> my.list <- list (a=3, b=7)
> my.env <- as.environment(my.list)
> get("a", envir=my.env)
[1] 3
> get("b", envir=my.env)
[1] 7



The inverse process is converting an environment to a list: 


> as.list(.GlobalEnv)
$t
[1] 12

$my.env

$my.list
$my.list$a
[1] 3

$my.list$b
[1] 7



Happy R days :)











Wednesday, February 18, 2015

Fast and robust estimation of regression coefficients with R

Outliers are aberrant observations that do not fit the remaining of the data, well. In regression analysis, outliers should not be distant from the remaining part, that is, if an observation is distant from the unknown regression object (a line in two dimensional space, a plane in three dimensional space, a hyper-plane in more dimensional space, etc.) it is said to be an outlier. If the observation is distant from the regression object by its independent variables, it is called bad leverage. If an observation is distant by its dependent variables, it is said to be regression outlier. If it is distant by both of the dimensions, it can be a good leverage, which generally reduces the standard errors of estimates. Bad leverages may result a big difference in estimated coefficients and they are accepted as more dangerous in the statistics literature.

Since an outlier may change the partial coefficients of regression, examining the residuals of a non-robust estimator results wrong conclusions. An outlier may change one or more regression coefficients and hide itself with a relatively small residual. This effect is called masking. This change in coefficients can get a clean observation distant from the regression object with higher residual. This effect is called swamping. A successful robust estimator should minimize these two effects to estimate regression coefficients in more precision.

The medmad function in R package galts can be used for robust estimation of regression coefficients. This package is hosted in the CRAN servers and can be installed in R terminal by typing


install.packages("galts")


Once the package is installed, its content can be used by typing


require("galts")


and the functions and help files can be ready to use after typing an enter key.  Here is a complete example of generating a regression data, contaminating some observations and estimating the robust regression coefficients:




The output is

(Intercept)          x1          x2 
4.979828          4.993914    4.985901 

and the medmad function returns in 0.25 seconds in an Intel i5 computer with 8 GBs ram installed.


in which the parameters are near to 5 as the data is generated before.

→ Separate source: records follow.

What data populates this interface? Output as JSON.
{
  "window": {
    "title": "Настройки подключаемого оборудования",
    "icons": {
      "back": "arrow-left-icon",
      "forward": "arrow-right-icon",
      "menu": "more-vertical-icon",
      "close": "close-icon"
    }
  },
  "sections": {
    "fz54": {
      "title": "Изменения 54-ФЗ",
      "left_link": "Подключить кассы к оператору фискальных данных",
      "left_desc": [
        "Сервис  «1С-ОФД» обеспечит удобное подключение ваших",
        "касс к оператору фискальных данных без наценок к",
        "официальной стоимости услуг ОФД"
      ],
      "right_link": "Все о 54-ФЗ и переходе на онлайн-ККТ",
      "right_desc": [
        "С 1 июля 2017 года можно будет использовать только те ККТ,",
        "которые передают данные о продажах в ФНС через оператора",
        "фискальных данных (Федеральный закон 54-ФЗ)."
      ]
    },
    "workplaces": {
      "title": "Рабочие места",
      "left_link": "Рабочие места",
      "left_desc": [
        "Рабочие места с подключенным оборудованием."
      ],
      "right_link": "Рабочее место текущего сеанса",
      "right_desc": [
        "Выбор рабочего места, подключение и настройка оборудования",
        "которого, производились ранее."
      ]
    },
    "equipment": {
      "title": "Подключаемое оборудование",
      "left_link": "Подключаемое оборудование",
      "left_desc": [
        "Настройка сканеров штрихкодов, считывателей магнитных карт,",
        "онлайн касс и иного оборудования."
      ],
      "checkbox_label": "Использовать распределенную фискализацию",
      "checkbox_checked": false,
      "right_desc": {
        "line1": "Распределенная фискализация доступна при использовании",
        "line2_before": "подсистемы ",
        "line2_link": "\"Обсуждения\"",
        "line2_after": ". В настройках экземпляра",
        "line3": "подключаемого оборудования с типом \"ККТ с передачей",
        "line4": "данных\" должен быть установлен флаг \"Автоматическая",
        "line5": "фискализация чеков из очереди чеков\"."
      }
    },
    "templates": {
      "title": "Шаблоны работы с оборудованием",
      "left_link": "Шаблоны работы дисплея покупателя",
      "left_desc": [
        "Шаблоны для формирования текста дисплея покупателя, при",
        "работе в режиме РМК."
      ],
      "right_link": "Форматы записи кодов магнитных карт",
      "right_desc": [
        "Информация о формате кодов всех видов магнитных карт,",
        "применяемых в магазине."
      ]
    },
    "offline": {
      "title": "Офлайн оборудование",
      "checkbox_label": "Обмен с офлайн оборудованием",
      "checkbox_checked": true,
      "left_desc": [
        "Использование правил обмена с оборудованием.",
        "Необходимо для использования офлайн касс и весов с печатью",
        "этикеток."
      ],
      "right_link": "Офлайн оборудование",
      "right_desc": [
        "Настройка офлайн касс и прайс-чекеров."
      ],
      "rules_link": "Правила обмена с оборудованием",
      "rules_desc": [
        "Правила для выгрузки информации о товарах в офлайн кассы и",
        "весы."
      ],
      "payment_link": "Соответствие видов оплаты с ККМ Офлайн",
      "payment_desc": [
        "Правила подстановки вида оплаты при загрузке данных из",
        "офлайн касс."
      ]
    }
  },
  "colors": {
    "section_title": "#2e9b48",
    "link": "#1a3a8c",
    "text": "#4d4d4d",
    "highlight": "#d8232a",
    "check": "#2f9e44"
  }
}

The details of this algorithm can be found in the paper

Satman, Mehmet Hakan. "A New Algorithm for Detecting Outliers in Linear Regression." International Journal of Statistics and Probability 2.3 (2013): p101.

which is avaliable at site

http://www.ccsenet.org/journal/index.php/ijsp/article/view/28207

and

http://www.ccsenet.org/journal/index.php/ijsp/article/download/28207/17282


Have a nice detect!






Friday, November 7, 2014

Flappy Ball Mobile Game is Now Available on Windows Phone Store

Hi there!

As you remember, we have released our new basic Android game Flappy Ball on Google Play before a while: Flappy Ball for Android Platform. Today Flappy Ball is available on Windows Phone Store. Click following image to download Flappy Ball.